Travelling solo can already be a little nerve-racking, especially when doing it the first time, but it can be even more scary when you are an introvert. While you are excited to see a new place and have these new experiences, it can also be pretty nerve-racking and makes you second guess yourself. Once you arrive to your new destination you feel much better about your decision, but then you come to a new realization – I want to do these things but I feel unsure because I don’t have anyone to go with, now what do I do?
While you may see plenty of people travelling with their friends, that doesn’t mean there aren’t people travelling alone and also looking to meet other people. Most of the time, your best memories may be with someone you met on your travels. Now how to meet and make friends with a random traveler is the important part, and is outlined below.
6 Ways to Make Friends as an Introverted Solo Traveler:
1. Stay in a hostel: by staying at a hostel you will meet other likeminded people who are open to travel and adventures, whether that’s going to museums or hiking on a trail. Most hostels have activities during the week where you can meet other hostel goers and make friends! It can feel scary and nerve racking at first, but usually a friendly extrovert will come up to you and chat. Or if you see someone look nervous too then feel free to go up to them and start some small talk. You never know who you’ll meet on your travels if you don’t try to make yourself get out of your comfort zone.
2. Go on a free walking tour: This is probably one of the best ways to meet new people! Many solo travelers go on walking tours to get the feel of a new place and experience the culture. What is nice about the tours is that you can meet others who are from a bunch of different hostels that you may not have met otherwise. Once I went on a tour in Dublin when I was traveling solo, and I saw another girl sitting very isolated from the group and debated for 10 minutes on whether to go up to her or not. Eventually I did introduce myself to her and we started chatting and exchanged numbers so we could hang out during our stay in the city.
3. Sit in the communal area in your hostel: Several times I sat in the communal area in my hostel and met several people who I needed up having a blast with. My typical move is to sit and read a book at a table, and usually someone might come up to me and chat about the book or I might overhear some one speaking English and I would interject asking where they were from. Usually this has ended up with me grabbing a drink or two with some of my new friends at a local pub, and generally having a good time!

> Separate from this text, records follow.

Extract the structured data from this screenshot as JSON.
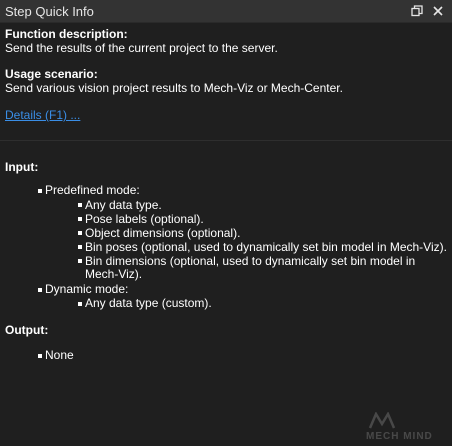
{
  "window": {
    "title": "Step Quick Info"
  },
  "controls": {
    "float_icon": "restore-window-icon",
    "close_icon": "close-icon"
  },
  "info": {
    "function_heading": "Function description:",
    "function_text": "Send the results of the current project to the server.",
    "usage_heading": "Usage scenario:",
    "usage_text": "Send various vision project results to Mech-Viz or Mech-Center.",
    "details_link": "Details (F1) ..."
  },
  "input": {
    "heading": "Input:",
    "predefined_label": "Predefined mode:",
    "predefined_items": [
      "Any data type.",
      "Pose labels (optional).",
      "Object dimensions (optional).",
      "Bin poses (optional, used to dynamically set bin model in Mech-Viz).",
      "Bin dimensions (optional, used to dynamically set bin model in",
      "Mech-Viz)."
    ],
    "dynamic_label": "Dynamic mode:",
    "dynamic_items": [
      "Any data type (custom)."
    ]
  },
  "output": {
    "heading": "Output:",
    "items": [
      "None"
    ]
  },
  "watermark": {
    "text": "MECH MIND"
  }
}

4. Join a Facebook travel group: Since I moved abroad, I found it a little difficult to make friends outside of my school programme. One of my friends who also moved abroad (to Madrid, as mentioned in my previous post here) told me about Girl Gone International, which is primarily for women who are expats but have been used by women who enjoy travelling and travel a lot. The group also has “sub-groups” based in different major cities, like the Berlin GGI group. If that doesn’t interest you, then there are other groups from “Travel Bucket List” (both genders welcome), “Girls Who Travel”, and “Travel Meet Ups” (sub group of The Solo Female Traveler Network). These can be great resources to meet others, or even to ask your main questions with some primary sources!
5. Go on a bus tour: Now I don’t mean going on those city bus tours that just drive you around a major city. I mean a tour that takes you out to another part of the country and exploring a different side of the country. On a bus tour from Dublin, I sat next to a girl from Quebec and we chatted a bit. I never would have thought to talk to my seat neighbor until she started the conversation with me and we casually talked for a bit. While we didn’t exchange numbers or anything, it was nice to talk to someone for a bit so it didn’t feel so lonely.
6. Go on a bar/pub crawl: This may seem counter-intuitive as going to a bar alone is more or less a society faux pas, but if you can muster the courage to go to the bar crawl that your hostel is hosting or a part of, then you can meet so many people that are in the same situation as you! When I went to a pub crawl in Dublin when I travelled solo, I was really nervous that I wouldn’t meet anyone that I connected with or even find people who were there for the pub crawl. It was so nerve-racking showing up alone, not knowing anyone and not knowing who was a part of the tour. It was until I started walking towards the bar when a group of friends went up to me and said “Wow going to a pub crawl alone, very ballsy!”. While this may not have been a big deal for an extrovert, it felt like the right move for me after hearing that. I am a bold, independent introvert, and just because I can be shy due to being introverted, does not mean that I can’t take risks and be strong.
These are just a few recommendations, and everyone is different so feel free to try one or two of these to see how comfortable you are. The main point is to try to push yourself out of your comfort zone and possibly make a few new friends. You may meet someone similar to you that you wouldn’t have gotten to know until you put yourself out there!